* WORK ORDER:
Begin with the line containing "Read all visible content and emit it as JSON." and end with the last line of the data below; return those lines exactly, and only those.

Records contained in a dataset:
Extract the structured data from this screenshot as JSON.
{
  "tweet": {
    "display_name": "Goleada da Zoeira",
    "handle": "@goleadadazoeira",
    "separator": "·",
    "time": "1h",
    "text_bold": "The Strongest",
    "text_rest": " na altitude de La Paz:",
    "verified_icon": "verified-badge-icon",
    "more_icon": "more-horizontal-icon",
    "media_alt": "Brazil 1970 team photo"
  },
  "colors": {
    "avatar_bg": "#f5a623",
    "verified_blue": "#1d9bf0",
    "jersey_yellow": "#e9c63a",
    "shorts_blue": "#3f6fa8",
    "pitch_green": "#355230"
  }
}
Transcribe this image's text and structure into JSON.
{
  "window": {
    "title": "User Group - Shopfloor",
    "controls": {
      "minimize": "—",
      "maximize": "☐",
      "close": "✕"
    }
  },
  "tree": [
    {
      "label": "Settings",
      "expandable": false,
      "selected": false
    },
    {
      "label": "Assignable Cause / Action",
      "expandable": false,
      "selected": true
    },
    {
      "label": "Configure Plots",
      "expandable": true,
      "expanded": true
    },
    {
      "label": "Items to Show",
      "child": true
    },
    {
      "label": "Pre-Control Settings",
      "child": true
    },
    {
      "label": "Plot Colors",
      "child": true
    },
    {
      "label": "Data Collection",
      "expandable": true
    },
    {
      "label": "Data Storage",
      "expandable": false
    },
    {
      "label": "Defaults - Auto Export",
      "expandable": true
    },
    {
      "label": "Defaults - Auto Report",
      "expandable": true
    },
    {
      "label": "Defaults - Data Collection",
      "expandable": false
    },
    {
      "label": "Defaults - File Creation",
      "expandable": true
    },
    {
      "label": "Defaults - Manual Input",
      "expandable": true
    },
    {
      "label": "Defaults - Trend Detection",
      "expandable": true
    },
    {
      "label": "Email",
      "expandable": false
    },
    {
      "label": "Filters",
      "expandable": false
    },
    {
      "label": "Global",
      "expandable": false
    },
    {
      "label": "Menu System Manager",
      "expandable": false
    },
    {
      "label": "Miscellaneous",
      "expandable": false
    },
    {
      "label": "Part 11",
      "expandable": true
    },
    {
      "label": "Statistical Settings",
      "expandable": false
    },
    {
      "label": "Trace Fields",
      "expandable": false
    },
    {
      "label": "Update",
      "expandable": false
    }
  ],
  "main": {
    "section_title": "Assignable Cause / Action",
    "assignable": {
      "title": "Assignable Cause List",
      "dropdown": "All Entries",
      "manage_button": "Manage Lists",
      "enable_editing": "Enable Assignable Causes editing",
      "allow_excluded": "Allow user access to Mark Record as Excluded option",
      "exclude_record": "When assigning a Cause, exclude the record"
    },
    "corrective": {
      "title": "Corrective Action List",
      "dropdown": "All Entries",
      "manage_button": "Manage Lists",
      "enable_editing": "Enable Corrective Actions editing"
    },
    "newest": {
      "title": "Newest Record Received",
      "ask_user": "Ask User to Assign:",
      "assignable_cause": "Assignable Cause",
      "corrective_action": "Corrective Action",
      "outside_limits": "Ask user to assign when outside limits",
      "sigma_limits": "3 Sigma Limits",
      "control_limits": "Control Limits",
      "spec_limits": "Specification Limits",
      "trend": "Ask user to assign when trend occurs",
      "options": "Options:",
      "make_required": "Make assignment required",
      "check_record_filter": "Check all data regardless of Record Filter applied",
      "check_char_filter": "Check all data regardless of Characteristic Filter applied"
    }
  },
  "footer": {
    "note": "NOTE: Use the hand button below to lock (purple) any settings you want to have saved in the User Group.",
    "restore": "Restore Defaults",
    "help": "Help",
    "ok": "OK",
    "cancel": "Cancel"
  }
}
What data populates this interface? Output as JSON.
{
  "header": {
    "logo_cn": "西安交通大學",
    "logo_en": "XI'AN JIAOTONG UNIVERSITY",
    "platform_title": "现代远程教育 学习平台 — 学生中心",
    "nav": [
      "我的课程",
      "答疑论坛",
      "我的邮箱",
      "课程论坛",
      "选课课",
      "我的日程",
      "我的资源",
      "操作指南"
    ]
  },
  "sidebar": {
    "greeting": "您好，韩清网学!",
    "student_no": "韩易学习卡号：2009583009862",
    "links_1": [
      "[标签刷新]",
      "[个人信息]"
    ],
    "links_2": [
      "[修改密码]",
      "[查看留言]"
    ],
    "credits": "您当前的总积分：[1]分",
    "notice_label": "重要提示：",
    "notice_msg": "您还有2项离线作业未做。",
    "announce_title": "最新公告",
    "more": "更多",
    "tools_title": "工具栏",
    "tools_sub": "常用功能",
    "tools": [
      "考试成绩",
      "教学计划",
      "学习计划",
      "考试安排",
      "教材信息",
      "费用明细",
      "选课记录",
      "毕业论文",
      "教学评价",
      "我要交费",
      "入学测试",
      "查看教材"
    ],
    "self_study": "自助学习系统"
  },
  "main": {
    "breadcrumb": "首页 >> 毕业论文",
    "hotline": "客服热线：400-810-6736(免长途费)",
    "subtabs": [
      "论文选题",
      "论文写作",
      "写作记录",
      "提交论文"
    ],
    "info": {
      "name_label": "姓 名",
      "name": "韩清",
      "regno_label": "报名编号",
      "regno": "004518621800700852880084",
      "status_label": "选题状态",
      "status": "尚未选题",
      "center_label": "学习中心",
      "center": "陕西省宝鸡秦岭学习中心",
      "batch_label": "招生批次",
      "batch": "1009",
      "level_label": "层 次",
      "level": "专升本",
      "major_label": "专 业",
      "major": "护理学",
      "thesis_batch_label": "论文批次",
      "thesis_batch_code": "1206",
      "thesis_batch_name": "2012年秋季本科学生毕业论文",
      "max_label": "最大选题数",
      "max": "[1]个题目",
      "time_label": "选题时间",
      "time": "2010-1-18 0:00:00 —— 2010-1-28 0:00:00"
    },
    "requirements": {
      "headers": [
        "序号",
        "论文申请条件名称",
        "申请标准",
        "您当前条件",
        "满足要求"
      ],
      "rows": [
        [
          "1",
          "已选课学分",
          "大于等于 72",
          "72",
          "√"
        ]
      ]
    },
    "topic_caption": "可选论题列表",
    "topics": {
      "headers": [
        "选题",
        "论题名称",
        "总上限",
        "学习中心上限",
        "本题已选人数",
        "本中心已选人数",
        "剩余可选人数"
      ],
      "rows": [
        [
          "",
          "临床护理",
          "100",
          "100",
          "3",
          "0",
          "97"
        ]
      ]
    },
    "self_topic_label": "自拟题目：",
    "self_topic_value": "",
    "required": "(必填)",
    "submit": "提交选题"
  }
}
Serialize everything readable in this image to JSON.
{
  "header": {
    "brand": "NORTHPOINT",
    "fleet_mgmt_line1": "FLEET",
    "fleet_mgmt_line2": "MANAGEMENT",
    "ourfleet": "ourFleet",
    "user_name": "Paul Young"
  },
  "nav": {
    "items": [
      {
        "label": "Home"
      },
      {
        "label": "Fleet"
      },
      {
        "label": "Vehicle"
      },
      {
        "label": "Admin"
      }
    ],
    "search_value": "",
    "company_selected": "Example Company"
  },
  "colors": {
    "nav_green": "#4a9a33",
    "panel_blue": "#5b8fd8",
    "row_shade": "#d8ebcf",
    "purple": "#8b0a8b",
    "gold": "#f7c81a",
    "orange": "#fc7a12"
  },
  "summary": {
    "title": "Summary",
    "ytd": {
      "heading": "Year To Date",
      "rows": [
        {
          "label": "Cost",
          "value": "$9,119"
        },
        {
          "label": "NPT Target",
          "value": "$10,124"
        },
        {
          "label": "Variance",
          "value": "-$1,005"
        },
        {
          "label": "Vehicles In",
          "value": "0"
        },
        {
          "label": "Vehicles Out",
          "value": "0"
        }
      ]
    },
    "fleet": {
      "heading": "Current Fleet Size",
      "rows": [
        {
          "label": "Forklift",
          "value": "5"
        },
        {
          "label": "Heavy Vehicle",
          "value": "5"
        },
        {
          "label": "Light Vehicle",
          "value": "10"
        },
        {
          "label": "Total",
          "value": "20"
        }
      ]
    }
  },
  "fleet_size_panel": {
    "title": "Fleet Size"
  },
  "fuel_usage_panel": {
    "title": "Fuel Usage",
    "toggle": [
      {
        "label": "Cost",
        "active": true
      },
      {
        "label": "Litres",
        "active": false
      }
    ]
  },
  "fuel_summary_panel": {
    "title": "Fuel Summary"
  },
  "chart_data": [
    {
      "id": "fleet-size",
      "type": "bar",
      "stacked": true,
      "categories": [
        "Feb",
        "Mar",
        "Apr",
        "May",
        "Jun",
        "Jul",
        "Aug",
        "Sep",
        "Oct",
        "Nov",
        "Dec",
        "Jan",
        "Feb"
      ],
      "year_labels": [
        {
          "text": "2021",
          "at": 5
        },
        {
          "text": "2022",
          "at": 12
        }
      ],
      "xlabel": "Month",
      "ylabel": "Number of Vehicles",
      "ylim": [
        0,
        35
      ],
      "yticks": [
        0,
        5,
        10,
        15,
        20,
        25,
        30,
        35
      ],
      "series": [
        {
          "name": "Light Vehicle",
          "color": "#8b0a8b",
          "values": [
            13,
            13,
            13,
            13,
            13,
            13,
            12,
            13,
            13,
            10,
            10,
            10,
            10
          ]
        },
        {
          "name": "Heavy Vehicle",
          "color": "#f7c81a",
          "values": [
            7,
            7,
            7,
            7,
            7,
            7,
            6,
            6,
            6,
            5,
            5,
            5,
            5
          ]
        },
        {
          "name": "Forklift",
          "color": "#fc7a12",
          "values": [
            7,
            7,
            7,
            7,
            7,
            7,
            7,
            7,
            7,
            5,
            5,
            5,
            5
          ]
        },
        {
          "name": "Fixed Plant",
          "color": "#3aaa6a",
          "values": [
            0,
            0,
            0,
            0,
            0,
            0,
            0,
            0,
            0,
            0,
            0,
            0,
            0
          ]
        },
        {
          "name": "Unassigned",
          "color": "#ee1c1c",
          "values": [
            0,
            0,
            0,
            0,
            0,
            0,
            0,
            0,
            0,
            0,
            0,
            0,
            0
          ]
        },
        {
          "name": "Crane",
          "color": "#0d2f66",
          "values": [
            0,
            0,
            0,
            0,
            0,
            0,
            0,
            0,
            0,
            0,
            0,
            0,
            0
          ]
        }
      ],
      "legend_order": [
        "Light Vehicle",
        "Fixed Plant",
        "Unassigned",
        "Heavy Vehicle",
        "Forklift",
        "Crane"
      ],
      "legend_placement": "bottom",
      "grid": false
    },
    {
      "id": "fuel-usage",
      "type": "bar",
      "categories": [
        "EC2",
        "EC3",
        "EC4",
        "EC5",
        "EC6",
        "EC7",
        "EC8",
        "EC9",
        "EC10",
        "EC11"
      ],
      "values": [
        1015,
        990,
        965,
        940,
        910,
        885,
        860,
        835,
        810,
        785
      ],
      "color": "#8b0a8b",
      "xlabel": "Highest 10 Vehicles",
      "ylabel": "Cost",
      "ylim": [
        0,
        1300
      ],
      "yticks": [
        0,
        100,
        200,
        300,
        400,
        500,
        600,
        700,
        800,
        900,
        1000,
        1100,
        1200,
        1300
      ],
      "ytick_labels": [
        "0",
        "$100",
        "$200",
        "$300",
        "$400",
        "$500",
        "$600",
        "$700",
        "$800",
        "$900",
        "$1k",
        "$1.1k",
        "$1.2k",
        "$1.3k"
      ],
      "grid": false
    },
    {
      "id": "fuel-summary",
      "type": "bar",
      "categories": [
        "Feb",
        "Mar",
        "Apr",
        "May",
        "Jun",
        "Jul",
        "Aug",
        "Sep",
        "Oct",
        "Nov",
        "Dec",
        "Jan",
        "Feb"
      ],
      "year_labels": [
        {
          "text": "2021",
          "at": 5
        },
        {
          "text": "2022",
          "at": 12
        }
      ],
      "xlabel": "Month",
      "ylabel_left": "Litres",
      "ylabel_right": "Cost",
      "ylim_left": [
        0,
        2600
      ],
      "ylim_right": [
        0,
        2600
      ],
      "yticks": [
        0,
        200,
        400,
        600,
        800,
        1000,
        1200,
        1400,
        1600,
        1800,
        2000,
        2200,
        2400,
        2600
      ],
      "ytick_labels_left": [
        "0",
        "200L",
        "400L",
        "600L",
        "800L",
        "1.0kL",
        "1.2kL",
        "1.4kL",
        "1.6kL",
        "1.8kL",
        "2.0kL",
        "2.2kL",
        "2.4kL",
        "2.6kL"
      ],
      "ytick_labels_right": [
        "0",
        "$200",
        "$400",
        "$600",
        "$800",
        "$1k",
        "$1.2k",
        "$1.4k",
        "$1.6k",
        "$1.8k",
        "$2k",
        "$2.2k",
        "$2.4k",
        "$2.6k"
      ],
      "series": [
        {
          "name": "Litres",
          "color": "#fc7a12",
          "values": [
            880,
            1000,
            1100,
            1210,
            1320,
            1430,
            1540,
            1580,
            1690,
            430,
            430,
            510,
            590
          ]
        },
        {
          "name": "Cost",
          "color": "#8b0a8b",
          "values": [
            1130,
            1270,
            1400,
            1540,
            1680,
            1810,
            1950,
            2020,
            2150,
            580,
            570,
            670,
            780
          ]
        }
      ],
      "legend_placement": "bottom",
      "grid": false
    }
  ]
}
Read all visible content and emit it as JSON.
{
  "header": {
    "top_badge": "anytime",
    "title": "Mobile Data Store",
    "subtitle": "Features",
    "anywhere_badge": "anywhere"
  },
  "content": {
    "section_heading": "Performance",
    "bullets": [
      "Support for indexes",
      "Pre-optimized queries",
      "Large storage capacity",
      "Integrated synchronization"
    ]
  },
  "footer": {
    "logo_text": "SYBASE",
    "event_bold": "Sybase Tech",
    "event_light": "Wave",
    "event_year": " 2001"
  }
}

* ANSWER AREA:
Read all visible content and emit it as JSON.
{
  "header": {
    "top_badge": "anytime",
    "title": "Mobile Data Store",
    "subtitle": "Features",
    "anywhere_badge": "anywhere"
  },
  "content": {
    "section_heading": "Performance",
    "bullets": [
      "Support for indexes",
      "Pre-optimized queries",
      "Large storage capacity",
      "Integrated synchronization"
    ]
  },
  "footer": {
    "logo_text": "SYBASE",
    "event_bold": "Sybase Tech",
    "event_light": "Wave",
    "event_year": " 2001"
  }
}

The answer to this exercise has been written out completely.